Murray has for a long time conceived of himself as writing in the Dante-esque vocation of creating a “vernacular republic” of Australia. This would be both a political gesture, in breaking with the British Crown, but more importantly a poetic transformation in asserting the independence of Australian English. This vocation has increasingly led to the consideration of history in his poems.
The Biplane Houses is notable because it contains several poems in which the poet returns to Great Britain, and the English civil war, Guy Fawkes and the Scottish wars of independence are all important themes in the collection. In one poem, ‘The Succession’, these historical subjects condense with a consideration of the impact of the Australian vernacular in the UK:
There the climate spared them, and Guy Fawkes
dotted on for weeks, pop, Somme and flare,
as if the wars of tabloid against Crown
were swelling up to a bitter day in Whitehall –
but battle never burst out from under the horizon.
The poem ends with the resonating question: “When the media are king, will only fear be civil?”
Murray’s vernacular betrays an antipodean taste for punning, and this collection also features some extremely adroit linguistic and conceptual experimentation: stanzas of poems written to exemplify by their use of verbs different national cuisines (‘The Kitchen Grammars’), poems imitating hail (‘Early summer Hail with Rhymes in O’), poems in which sci-fi-style time-travel takes place. From his earliest verses Murray has had an inventive and intense relationship with the landscape. There is an extraordinary poem in which a landscape seems to be interpreted as the inside of a nose, and an excellent composition called ‘A Levitation of Land’, in which an ‘echo-Australia’ is invoked by weaving together various images in a syncopated chant. It is pleasing to see some of this generous flamboyance in the collection, because there was a moment when Murray’s poetry looked set to become limited to increasingly shrill social criticism. Take these lines, for example, from the 1996 TS Eliot award-winning collection Subhuman Redneck Poems:
All of people’s Australia, its churches and lore
are gang-raped by satire self-righteous as war
and, from trawling fresh victims to set on the poor,
our mandarins now, in one more evasion
of love and themselves, declare us Asian…

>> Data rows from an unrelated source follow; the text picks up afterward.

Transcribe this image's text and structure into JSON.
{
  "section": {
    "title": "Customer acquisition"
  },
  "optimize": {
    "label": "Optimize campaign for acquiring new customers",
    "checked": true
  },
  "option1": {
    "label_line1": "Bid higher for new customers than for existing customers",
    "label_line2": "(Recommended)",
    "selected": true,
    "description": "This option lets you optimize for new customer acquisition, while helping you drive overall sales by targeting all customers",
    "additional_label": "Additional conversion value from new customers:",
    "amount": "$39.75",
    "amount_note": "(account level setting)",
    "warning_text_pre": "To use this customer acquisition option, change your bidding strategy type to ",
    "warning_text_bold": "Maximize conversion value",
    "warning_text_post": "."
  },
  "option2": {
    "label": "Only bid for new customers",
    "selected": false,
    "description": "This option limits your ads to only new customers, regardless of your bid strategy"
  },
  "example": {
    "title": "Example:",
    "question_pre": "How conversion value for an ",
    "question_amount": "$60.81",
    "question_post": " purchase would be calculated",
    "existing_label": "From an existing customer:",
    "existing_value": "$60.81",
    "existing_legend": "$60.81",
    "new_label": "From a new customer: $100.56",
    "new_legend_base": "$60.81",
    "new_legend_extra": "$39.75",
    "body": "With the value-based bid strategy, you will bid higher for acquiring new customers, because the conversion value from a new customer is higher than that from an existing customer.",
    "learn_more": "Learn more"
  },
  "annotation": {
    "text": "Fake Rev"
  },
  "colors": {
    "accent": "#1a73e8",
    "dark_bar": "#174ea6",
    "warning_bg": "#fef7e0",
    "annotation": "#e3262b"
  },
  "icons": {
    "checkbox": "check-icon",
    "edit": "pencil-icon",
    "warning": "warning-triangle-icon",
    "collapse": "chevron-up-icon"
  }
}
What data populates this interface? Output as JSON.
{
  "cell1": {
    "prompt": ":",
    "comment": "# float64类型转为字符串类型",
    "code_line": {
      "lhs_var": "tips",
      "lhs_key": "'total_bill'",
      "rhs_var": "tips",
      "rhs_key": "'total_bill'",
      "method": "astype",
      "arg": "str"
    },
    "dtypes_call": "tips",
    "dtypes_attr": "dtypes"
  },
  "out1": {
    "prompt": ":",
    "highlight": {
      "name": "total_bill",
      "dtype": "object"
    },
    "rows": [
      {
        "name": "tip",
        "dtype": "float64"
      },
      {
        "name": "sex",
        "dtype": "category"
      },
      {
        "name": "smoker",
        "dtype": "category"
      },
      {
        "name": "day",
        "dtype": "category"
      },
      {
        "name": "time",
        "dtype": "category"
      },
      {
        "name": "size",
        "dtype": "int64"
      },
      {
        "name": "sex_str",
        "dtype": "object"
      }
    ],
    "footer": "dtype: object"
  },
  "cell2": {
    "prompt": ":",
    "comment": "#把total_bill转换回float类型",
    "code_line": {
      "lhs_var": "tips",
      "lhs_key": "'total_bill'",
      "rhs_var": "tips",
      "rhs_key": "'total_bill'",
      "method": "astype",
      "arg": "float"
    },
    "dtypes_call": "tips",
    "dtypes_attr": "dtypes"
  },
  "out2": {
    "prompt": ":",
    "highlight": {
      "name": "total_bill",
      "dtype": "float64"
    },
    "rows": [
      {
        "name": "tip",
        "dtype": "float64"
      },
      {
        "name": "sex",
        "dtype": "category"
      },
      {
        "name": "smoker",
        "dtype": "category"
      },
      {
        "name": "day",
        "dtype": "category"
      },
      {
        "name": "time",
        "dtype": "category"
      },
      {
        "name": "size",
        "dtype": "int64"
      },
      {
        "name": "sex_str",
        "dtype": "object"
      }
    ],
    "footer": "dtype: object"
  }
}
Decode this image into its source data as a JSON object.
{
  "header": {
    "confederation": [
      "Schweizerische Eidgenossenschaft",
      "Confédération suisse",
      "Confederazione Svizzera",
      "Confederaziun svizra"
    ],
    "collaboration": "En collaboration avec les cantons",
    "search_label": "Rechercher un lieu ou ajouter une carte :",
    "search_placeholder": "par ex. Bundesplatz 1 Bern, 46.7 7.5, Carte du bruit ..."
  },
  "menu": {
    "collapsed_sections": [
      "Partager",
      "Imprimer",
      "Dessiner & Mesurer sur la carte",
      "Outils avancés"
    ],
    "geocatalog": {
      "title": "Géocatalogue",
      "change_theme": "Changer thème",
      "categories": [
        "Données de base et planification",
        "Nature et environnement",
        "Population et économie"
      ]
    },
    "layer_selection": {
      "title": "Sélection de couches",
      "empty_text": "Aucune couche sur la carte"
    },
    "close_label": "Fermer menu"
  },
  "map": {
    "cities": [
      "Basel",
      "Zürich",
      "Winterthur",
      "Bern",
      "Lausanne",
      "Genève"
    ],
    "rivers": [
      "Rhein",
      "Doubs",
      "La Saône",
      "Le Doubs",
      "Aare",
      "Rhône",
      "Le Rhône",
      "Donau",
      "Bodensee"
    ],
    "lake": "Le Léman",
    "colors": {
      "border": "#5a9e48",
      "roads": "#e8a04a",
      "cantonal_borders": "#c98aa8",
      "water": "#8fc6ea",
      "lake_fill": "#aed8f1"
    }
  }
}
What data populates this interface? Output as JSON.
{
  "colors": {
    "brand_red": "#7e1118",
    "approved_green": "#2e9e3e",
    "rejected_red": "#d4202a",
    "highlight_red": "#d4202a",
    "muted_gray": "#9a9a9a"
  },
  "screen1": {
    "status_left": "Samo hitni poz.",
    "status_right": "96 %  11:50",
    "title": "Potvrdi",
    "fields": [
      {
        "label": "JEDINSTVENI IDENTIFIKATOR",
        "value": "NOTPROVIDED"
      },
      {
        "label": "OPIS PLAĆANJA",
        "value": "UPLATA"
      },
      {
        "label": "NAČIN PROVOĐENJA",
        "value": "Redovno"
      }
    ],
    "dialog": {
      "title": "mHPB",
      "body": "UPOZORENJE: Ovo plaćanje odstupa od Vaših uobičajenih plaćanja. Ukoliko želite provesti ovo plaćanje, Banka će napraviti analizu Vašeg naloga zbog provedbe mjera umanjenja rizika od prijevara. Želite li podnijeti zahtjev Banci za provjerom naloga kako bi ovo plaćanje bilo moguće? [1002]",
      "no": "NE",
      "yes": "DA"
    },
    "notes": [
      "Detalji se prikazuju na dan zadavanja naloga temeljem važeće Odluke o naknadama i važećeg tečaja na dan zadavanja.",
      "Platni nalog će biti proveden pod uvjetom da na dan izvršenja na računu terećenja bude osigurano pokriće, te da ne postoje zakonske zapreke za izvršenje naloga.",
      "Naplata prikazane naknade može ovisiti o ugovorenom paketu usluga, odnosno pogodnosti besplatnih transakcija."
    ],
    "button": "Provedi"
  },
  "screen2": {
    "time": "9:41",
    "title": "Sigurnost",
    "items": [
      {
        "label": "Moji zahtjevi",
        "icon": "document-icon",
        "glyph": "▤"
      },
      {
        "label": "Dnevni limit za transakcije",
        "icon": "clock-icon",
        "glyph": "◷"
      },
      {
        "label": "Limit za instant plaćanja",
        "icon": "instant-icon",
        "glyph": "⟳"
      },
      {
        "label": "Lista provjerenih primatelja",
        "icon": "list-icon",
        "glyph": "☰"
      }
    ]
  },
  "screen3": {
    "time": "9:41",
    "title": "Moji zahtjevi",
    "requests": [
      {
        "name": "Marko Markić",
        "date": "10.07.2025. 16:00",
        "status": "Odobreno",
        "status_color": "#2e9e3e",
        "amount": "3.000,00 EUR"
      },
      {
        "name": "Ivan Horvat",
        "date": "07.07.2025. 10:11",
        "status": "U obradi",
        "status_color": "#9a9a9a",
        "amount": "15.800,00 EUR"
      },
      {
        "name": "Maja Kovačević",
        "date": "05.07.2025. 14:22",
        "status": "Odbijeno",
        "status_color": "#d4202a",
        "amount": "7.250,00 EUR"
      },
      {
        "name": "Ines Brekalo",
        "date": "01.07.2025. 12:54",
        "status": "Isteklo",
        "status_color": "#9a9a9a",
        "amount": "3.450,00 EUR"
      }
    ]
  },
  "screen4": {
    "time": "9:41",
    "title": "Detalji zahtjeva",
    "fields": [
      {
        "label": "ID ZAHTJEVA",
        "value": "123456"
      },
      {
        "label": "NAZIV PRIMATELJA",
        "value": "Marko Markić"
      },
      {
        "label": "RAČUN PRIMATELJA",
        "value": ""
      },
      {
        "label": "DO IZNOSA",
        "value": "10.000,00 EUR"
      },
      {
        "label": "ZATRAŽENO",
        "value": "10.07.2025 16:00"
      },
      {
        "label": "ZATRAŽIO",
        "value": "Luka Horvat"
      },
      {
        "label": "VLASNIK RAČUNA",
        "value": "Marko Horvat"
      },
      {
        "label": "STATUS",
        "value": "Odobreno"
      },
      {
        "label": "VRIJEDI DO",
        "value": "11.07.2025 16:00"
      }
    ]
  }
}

Where Murray is socially critical in the new collection he mostly achieves a more munificent tone, but there is still, for my taste, a slightly sanctimonious undercurrent to many of the poems. Similarly, some of the writing here does not seem to attempt to become poetry at all. My only response was to groan on encountering, for example, ‘The Test’: “How good is their best? / And how good is their rest? / The first is a question to be asked of an artist. / Both are questions to be asked of a culture”.
The tone and rhetoric of faith and the faithful is one of the great unconsidered poetic questions of the moment, above all in the Anglophone world. Murray’s Catholicism has always been very evident in his verse, even if it at first it was rather unacknowledged by the poet himself, and it seems to be getting stronger. It is a shame there are not enough sufficiently good poets writing from within a faith in English for Murray to counterpoise. Joseph Brodsky was one, and indeed this collection contains a forceful poem in memoriam called simply ‘Church’. Geoffrey Hill would be another. A religiously engaged poetic discourse is important for Murray’s project: as he himself has increasingly acknowledged, we all live with history, and our history is still religiously charged, as our religions remain historically charged.